ABOUT THIS TASK. Please state how many lines in the records below contain the word "false"; the number alone is the answer.

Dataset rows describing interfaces

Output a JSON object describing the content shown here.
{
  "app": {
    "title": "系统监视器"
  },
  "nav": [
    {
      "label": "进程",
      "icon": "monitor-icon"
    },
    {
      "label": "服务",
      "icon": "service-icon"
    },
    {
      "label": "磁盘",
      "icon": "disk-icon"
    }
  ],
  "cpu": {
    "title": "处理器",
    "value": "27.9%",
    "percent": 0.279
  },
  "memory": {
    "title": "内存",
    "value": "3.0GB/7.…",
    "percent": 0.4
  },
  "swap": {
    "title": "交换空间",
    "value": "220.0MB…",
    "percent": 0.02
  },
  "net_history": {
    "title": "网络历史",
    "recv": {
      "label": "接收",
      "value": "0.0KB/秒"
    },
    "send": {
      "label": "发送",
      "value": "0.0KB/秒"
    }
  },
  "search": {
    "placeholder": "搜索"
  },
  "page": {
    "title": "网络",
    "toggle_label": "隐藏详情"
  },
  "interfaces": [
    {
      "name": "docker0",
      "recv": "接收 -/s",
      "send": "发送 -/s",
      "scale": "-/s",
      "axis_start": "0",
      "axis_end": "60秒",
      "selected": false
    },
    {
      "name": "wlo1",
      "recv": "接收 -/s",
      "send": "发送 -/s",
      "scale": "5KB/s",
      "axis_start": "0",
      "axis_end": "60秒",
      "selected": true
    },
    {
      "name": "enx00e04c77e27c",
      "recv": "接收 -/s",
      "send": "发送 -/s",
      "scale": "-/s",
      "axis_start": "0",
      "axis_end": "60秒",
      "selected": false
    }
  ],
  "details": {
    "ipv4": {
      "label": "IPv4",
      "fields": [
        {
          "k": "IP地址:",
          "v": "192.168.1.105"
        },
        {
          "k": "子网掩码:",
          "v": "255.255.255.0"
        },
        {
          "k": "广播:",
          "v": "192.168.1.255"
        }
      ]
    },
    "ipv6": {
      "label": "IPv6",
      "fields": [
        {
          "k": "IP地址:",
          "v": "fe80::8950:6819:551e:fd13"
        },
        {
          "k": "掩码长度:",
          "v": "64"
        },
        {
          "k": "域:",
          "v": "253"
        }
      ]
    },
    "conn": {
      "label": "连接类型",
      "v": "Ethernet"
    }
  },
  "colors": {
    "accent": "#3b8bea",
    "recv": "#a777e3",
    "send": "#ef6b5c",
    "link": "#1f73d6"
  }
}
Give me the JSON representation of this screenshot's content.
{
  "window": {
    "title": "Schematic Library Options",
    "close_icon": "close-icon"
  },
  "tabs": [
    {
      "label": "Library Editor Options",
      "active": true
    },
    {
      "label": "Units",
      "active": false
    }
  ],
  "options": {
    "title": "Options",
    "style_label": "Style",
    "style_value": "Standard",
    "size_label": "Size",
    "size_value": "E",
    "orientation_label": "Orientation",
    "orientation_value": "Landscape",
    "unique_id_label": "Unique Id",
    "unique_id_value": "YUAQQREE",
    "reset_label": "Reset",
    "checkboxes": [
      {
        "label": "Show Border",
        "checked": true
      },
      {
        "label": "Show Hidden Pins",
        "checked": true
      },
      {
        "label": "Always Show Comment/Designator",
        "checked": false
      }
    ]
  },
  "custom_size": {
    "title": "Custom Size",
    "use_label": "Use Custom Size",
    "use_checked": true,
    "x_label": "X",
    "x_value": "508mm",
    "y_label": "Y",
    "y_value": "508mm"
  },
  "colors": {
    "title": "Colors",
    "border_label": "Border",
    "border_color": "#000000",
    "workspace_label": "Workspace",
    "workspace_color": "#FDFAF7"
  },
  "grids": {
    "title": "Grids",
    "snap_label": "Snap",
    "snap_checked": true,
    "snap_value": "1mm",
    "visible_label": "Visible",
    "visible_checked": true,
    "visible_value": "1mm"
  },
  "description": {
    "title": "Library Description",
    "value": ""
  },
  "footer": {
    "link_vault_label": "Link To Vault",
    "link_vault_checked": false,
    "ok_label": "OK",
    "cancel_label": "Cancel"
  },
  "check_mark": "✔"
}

OUTPUT FOR THIS EXERCISE. 5